It has been held that the provision of a state statute making it unlawful for a person under a certain age to drive a motor vehicle is equivalent to saying that it is lawful for a person over such age to drive a motor vehicle, and that consequently a municipal ordinance which sets age requirements for driving a motor vehicle at variance with the state statute is invalid and of no effect. It has been so held even though the municipality has been empowered to license drivers, and particularly where the state constitution empowers municipalities to adopt only such police regulations as are not in conflict with general laws of the state. However, in other cases it has been held that municipal ordinances may properly set forth age requirements for drivers of motor vehicles which are at variance with state statutory requirements, it being held that such ordinances do not really conflict with the state statutes, or that they constitute a valid exercise of municipal power.
7A Am. Jur. 2d Automobiles and Highway Traffic § 110 (1980) (footnotes omitted). In my opinion, no Arkansas case law exists that would control this question, and it is impossible for me to predict with any degree of certainty how a case challenging this provision of the Ordinance would ultimately be decided.
Arkansas Code Annotated § 27-20-115 has been mentioned and discussed above.
Arkansas Code Annotated § 27-49-105 (Repl. 1994) provides:
The provisions of [the Uniform Act Regulating Traffic on Highways of Arkansas, Act 300 of 1937, and codified primarily in title 27 of the Arkansas Code] shall be applicable and uniform throughout this state and in all political subdivisions and municipalities therein.
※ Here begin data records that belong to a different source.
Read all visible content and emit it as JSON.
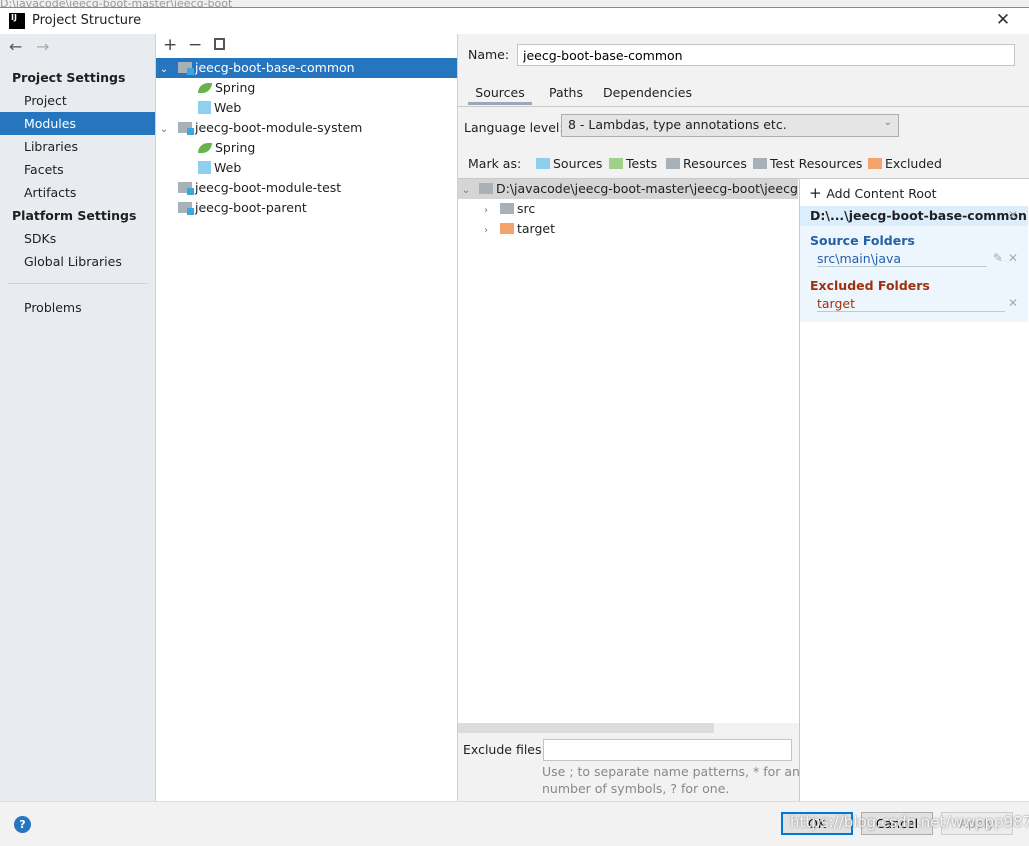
{
  "background_text": "D:\\javacode\\jeecg-boot-master\\jeecg-boot",
  "window": {
    "title": "Project Structure",
    "icon": "intellij-icon"
  },
  "sidebar": {
    "project_settings": "Project Settings",
    "items": [
      {
        "label": "Project"
      },
      {
        "label": "Modules",
        "selected": true
      },
      {
        "label": "Libraries"
      },
      {
        "label": "Facets"
      },
      {
        "label": "Artifacts"
      }
    ],
    "platform_settings": "Platform Settings",
    "platform_items": [
      {
        "label": "SDKs"
      },
      {
        "label": "Global Libraries"
      }
    ],
    "problems": "Problems"
  },
  "modules": [
    {
      "label": "jeecg-boot-base-common",
      "selected": true,
      "children": [
        {
          "label": "Spring",
          "icon": "spring-icon"
        },
        {
          "label": "Web",
          "icon": "web-icon"
        }
      ]
    },
    {
      "label": "jeecg-boot-module-system",
      "children": [
        {
          "label": "Spring",
          "icon": "spring-icon"
        },
        {
          "label": "Web",
          "icon": "web-icon"
        }
      ]
    },
    {
      "label": "jeecg-boot-module-test"
    },
    {
      "label": "jeecg-boot-parent"
    }
  ],
  "detail": {
    "name_label": "Name:",
    "name_value": "jeecg-boot-base-common",
    "tabs": [
      {
        "label": "Sources",
        "active": true
      },
      {
        "label": "Paths"
      },
      {
        "label": "Dependencies"
      }
    ],
    "language_level_label": "Language level:",
    "language_level": "8 - Lambdas, type annotations etc.",
    "mark_as": "Mark as:",
    "marks": [
      {
        "label": "Sources",
        "color": "#8fcfee"
      },
      {
        "label": "Tests",
        "color": "#9fd18b"
      },
      {
        "label": "Resources",
        "color": "#a9b1b8"
      },
      {
        "label": "Test Resources",
        "color": "#a9b1b8"
      },
      {
        "label": "Excluded",
        "color": "#f4a36f"
      }
    ],
    "root_path": "D:\\javacode\\jeecg-boot-master\\jeecg-boot\\jeecg-b",
    "folders": [
      {
        "label": "src",
        "color": "#a9b1b8"
      },
      {
        "label": "target",
        "color": "#f4a36f"
      }
    ],
    "add_content_root": "Add Content Root",
    "content_root": "D:\\...\\jeecg-boot-base-common",
    "source_folders_label": "Source Folders",
    "source_folder": "src\\main\\java",
    "excluded_folders_label": "Excluded Folders",
    "excluded_folder": "target",
    "exclude_files_label": "Exclude files:",
    "exclude_files_value": "",
    "hint1": "Use ; to separate name patterns, * for any",
    "hint2": "number of symbols, ? for one."
  },
  "buttons": {
    "ok": "OK",
    "cancel": "Cancel",
    "apply": "Apply"
  },
  "watermark": "https://blog.csdn.net/wwppp987"
}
As noted in House v. City of Texarkana, 225 Ark. 162, 279 S.W.2d 831
(1955), this statute was a part of the same section of Act 300 of 1937 as the provision now contained in A.C.A. § 27-49-106(a) authorizing local authorities to adopt additional traffic regulations not in conflict with the Act and does not affect that authority.
Finally, I have reviewed Gross Receipts Regulation G-12 of the Arkansas Department of Finance and Administration. Nothing therein appears to be directly relevant to the questions posed in your request.
The foregoing opinion, which I hereby approve, was prepared by Assistant Attorney General J. Madison Barker.
WINSTON BRYANT Attorney General